## WORK TASK
Search the data for the string "meta" and gather each line it is in.

====

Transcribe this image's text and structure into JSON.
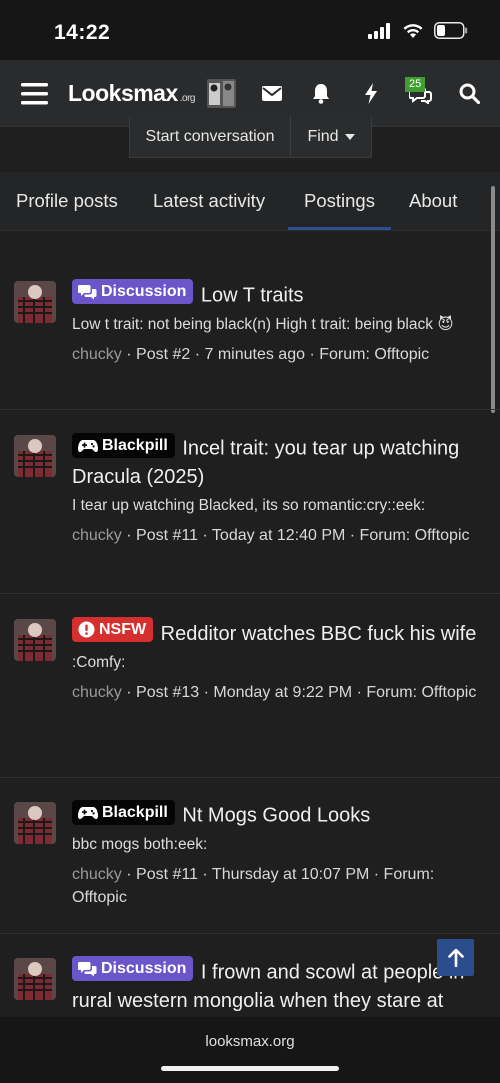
{
  "status": {
    "time": "14:22"
  },
  "nav": {
    "logo": "Looksmax",
    "logo_suffix": ".org",
    "notification_count": "25"
  },
  "subbar": {
    "start_conversation": "Start conversation",
    "find": "Find"
  },
  "tabs": [
    {
      "label": "Profile posts"
    },
    {
      "label": "Latest activity"
    },
    {
      "label": "Postings"
    },
    {
      "label": "About"
    }
  ],
  "active_tab": "Postings",
  "posts": [
    {
      "prefix": "Discussion",
      "title": "Low T traits",
      "snippet": "Low t trait: not being black(n) High t trait: being black",
      "emoji": "😈",
      "user": "chucky",
      "meta": " · Post #2 · 7 minutes ago · Forum: Offtopic"
    },
    {
      "prefix": "Blackpill",
      "title": "Incel trait: you tear up watching Dracula (2025)",
      "snippet": "I tear up watching Blacked, its so romantic:cry::eek:",
      "user": "chucky",
      "meta": " · Post #11 · Today at 12:40 PM · Forum: Offtopic"
    },
    {
      "prefix": "NSFW",
      "title": "Redditor watches BBC fuck his wife",
      "snippet": ":Comfy:",
      "user": "chucky",
      "meta": " · Post #13 · Monday at 9:22 PM · Forum: Offtopic"
    },
    {
      "prefix": "Blackpill",
      "title": "Nt Mogs Good Looks",
      "snippet": "bbc mogs both:eek:",
      "user": "chucky",
      "meta": " · Post #11 · Thursday at 10:07 PM · Forum: Offtopic"
    },
    {
      "prefix": "Discussion",
      "title": "I frown and scowl at people in rural western mongolia when they stare at"
    }
  ],
  "browser": {
    "url": "looksmax.org"
  },
  "colors": {
    "prefix_discussion": "#6a55c9",
    "prefix_blackpill": "#050505",
    "prefix_nsfw": "#d62f2f",
    "active_tab_underline": "#2f4e8f",
    "scroll_top_button": "#2c4d8c"
  }
}
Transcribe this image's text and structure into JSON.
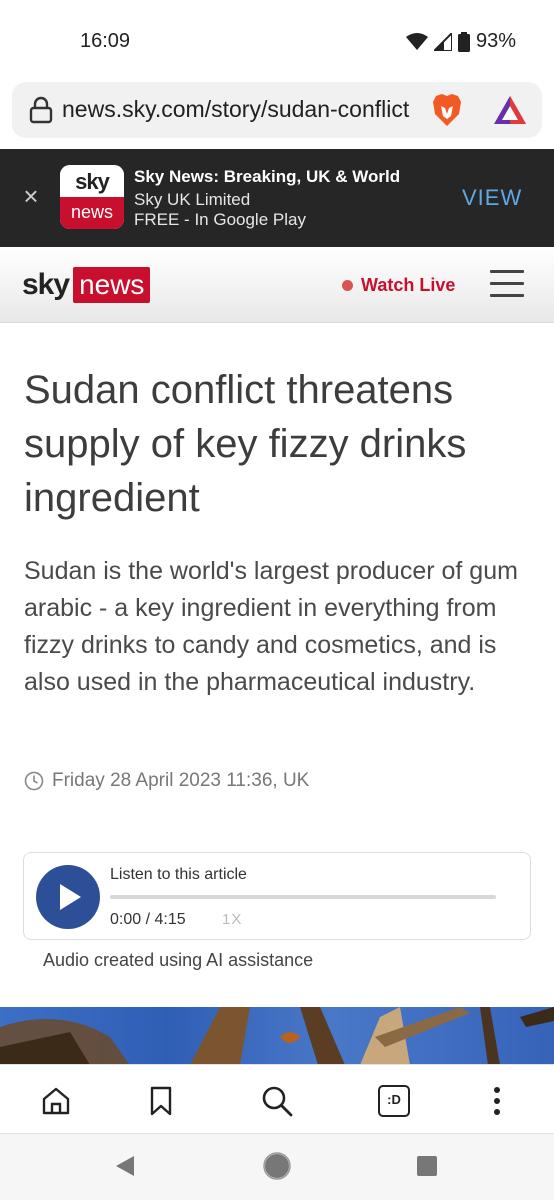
{
  "status_bar": {
    "time": "16:09",
    "battery": "93%"
  },
  "browser": {
    "url": "news.sky.com/story/sudan-conflict"
  },
  "app_banner": {
    "logo_top": "sky",
    "logo_bottom": "news",
    "title": "Sky News: Breaking, UK & World",
    "developer": "Sky UK Limited",
    "price": "FREE - In Google Play",
    "view_label": "VIEW",
    "close_glyph": "×"
  },
  "site_header": {
    "logo_sky": "sky",
    "logo_news": "news",
    "watch_live": "Watch Live"
  },
  "article": {
    "headline": "Sudan conflict threatens supply of key fizzy drinks ingredient",
    "standfirst": "Sudan is the world's largest producer of gum arabic - a key ingredient in everything from fizzy drinks to candy and cosmetics, and is also used in the pharmaceutical industry.",
    "date": "Friday 28 April 2023 11:36, UK"
  },
  "audio": {
    "label": "Listen to this article",
    "time": "0:00 / 4:15",
    "speed": "1X",
    "progress": 0,
    "note": "Audio created using AI assistance"
  },
  "toolbar": {
    "tabs_label": ":D"
  },
  "icons": {
    "lock": "lock-icon",
    "brave": "brave-lion-icon",
    "rewards": "brave-rewards-triangle-icon",
    "menu": "hamburger-menu-icon",
    "clock": "clock-icon",
    "play": "play-icon",
    "home": "home-icon",
    "bookmark": "bookmark-icon",
    "search": "search-icon",
    "tabs": "tabs-icon",
    "more": "more-vertical-icon"
  },
  "colors": {
    "sky_red": "#c8102e",
    "play_blue": "#2c4f98",
    "banner_bg": "#262626",
    "view_blue": "#5fa8e8"
  }
}
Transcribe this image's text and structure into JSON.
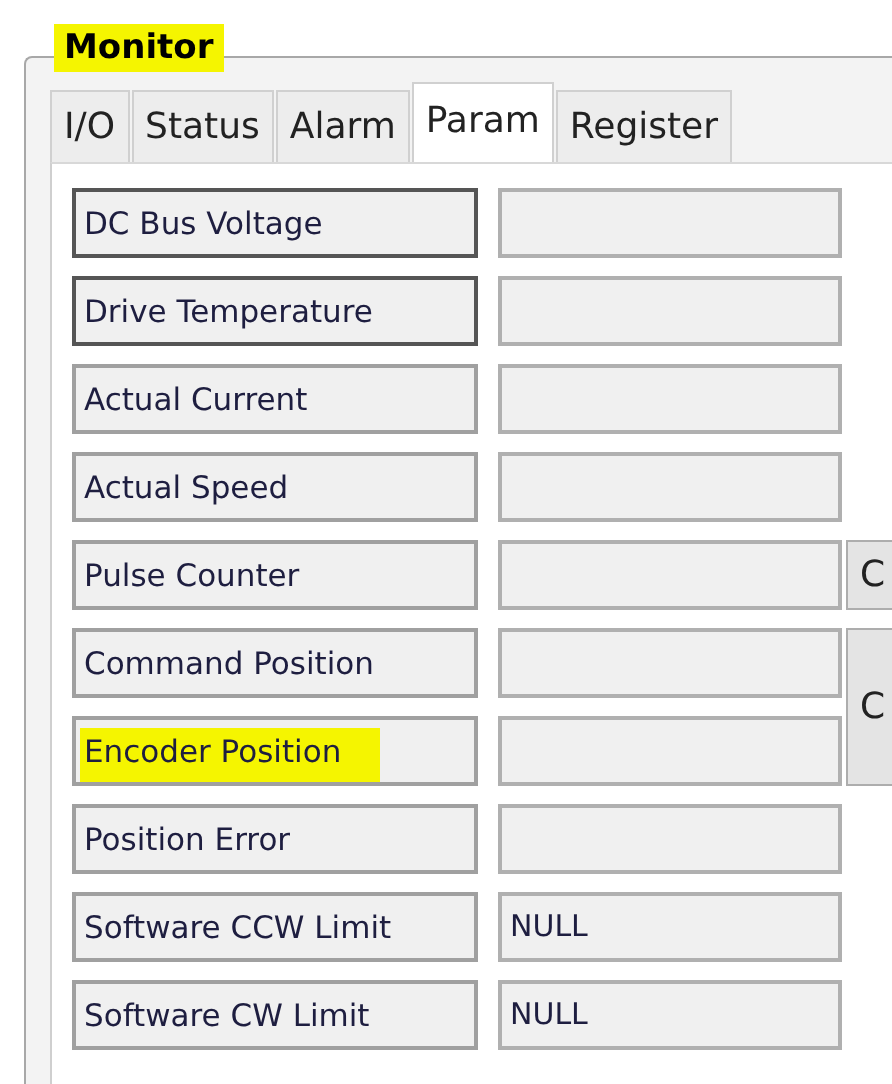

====

## FINISHED EXERCISE
      "meta": " · Post #2 · 7 minutes ago · Forum: Offtopic"
      "meta": " · Post #11 · Today at 12:40 PM · Forum: Offtopic"
      "meta": " · Post #13 · Monday at 9:22 PM · Forum: Offtopic"
      "meta": " · Post #11 · Thursday at 10:07 PM · Forum: Offtopic"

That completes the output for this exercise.